▼
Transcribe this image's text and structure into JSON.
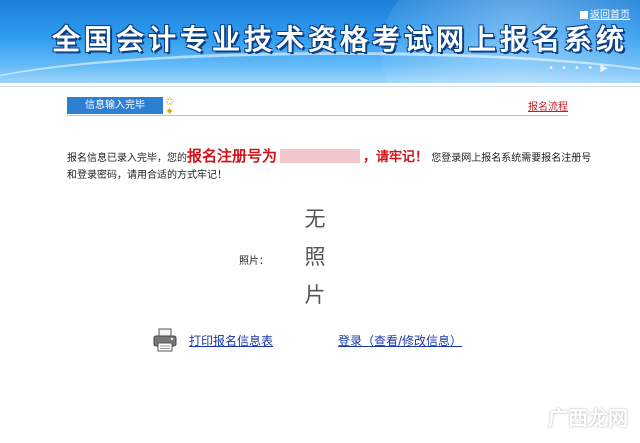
{
  "banner": {
    "title": "全国会计专业技术资格考试网上报名系统",
    "home_link": "返回首页"
  },
  "tab": {
    "label": "信息输入完毕",
    "process_link": "报名流程"
  },
  "message": {
    "part1": "报名信息已录入完毕，您的",
    "reg_label": "报名注册号为",
    "remember": "，请牢记！",
    "part2": "您登录网上报名系统需要报名注册号和登录密码，请用合适的方式牢记！"
  },
  "photo": {
    "label": "照片：",
    "line1": "无",
    "line2": "照",
    "line3": "片"
  },
  "actions": {
    "print_label": "打印报名信息表",
    "login_label": "登录（查看/修改信息）"
  },
  "watermark": "广西龙网",
  "colors": {
    "banner_blue": "#2f9cf0",
    "tab_blue": "#2d7fd3",
    "alert_red": "#d0141c",
    "link_blue": "#1a36a8"
  }
}
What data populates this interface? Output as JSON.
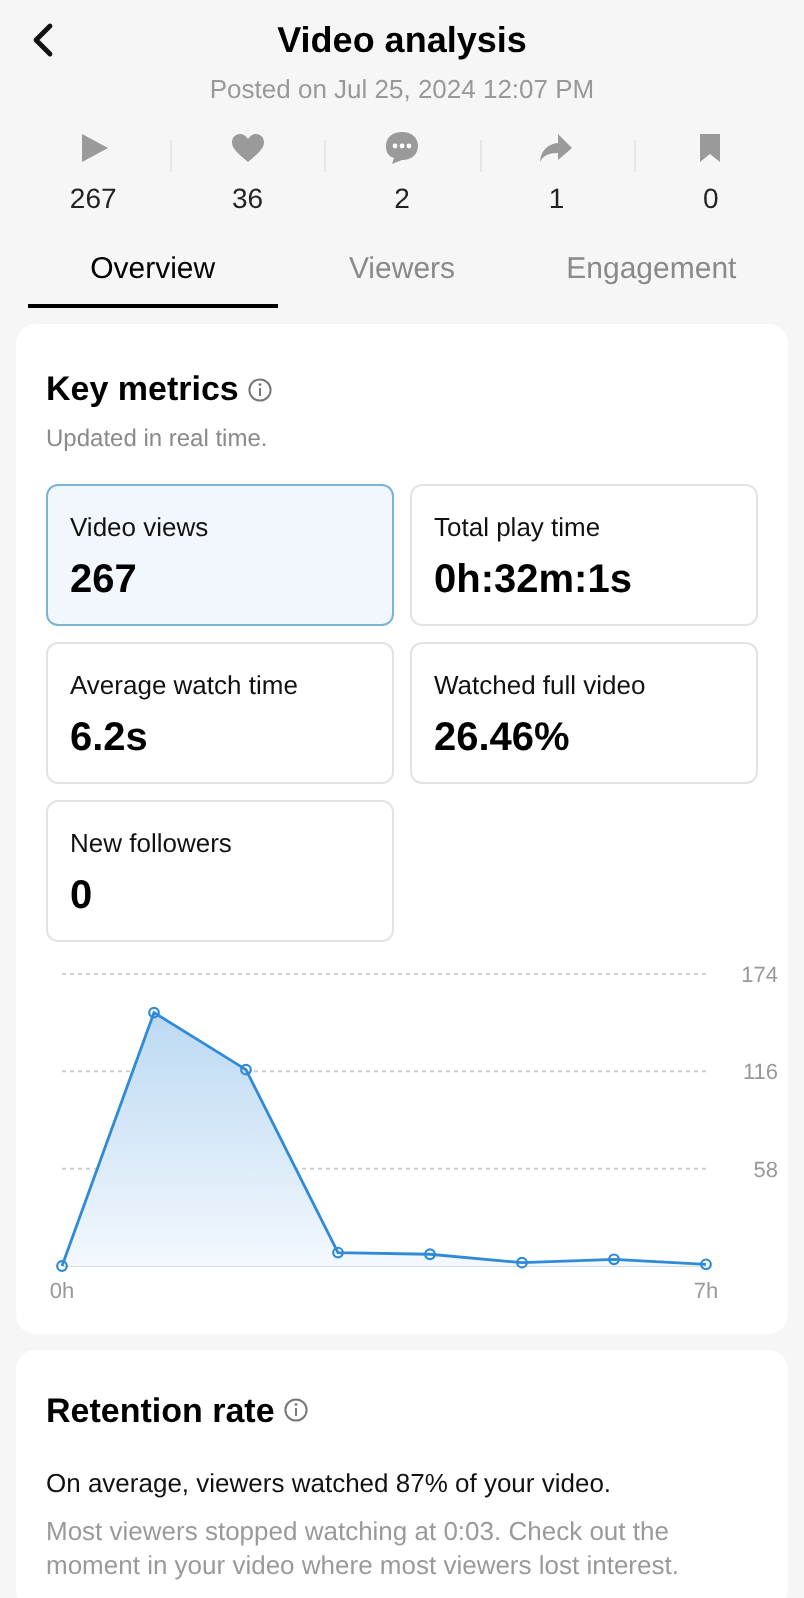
{
  "header": {
    "title": "Video analysis",
    "subtitle": "Posted on Jul 25, 2024 12:07 PM"
  },
  "stats": [
    {
      "kind": "play",
      "value": "267"
    },
    {
      "kind": "like",
      "value": "36"
    },
    {
      "kind": "comment",
      "value": "2"
    },
    {
      "kind": "share",
      "value": "1"
    },
    {
      "kind": "save",
      "value": "0"
    }
  ],
  "tabs": [
    {
      "label": "Overview",
      "selected": true
    },
    {
      "label": "Viewers",
      "selected": false
    },
    {
      "label": "Engagement",
      "selected": false
    }
  ],
  "key_metrics": {
    "title": "Key metrics",
    "subtitle": "Updated in real time.",
    "metrics": [
      {
        "label": "Video views",
        "value": "267",
        "selected": true
      },
      {
        "label": "Total play time",
        "value": "0h:32m:1s",
        "selected": false
      },
      {
        "label": "Average watch time",
        "value": "6.2s",
        "selected": false
      },
      {
        "label": "Watched full video",
        "value": "26.46%",
        "selected": false
      },
      {
        "label": "New followers",
        "value": "0",
        "selected": false
      }
    ],
    "chart_data": {
      "type": "area",
      "x": [
        0,
        1,
        2,
        3,
        4,
        5,
        6,
        7
      ],
      "series": [
        {
          "color": "#2f8ad8",
          "values": [
            0,
            151,
            117,
            8,
            7,
            2,
            4,
            1
          ]
        }
      ],
      "xlim": [
        0,
        7
      ],
      "ylim": [
        0,
        174
      ],
      "xticks": [
        {
          "value": 0,
          "label": "0h"
        },
        {
          "value": 7,
          "label": "7h"
        }
      ],
      "yticks": [
        58,
        116,
        174
      ]
    }
  },
  "retention": {
    "title": "Retention rate",
    "summary": "On average, viewers watched 87% of your video.",
    "detail": "Most viewers stopped watching at 0:03. Check out the moment in your video where most viewers lost interest."
  }
}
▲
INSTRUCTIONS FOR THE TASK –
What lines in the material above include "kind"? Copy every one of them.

EXERCISE ANSWER –
      "kind": "play",
      "kind": "like",
      "kind": "comment",
      "kind": "share",
      "kind": "save",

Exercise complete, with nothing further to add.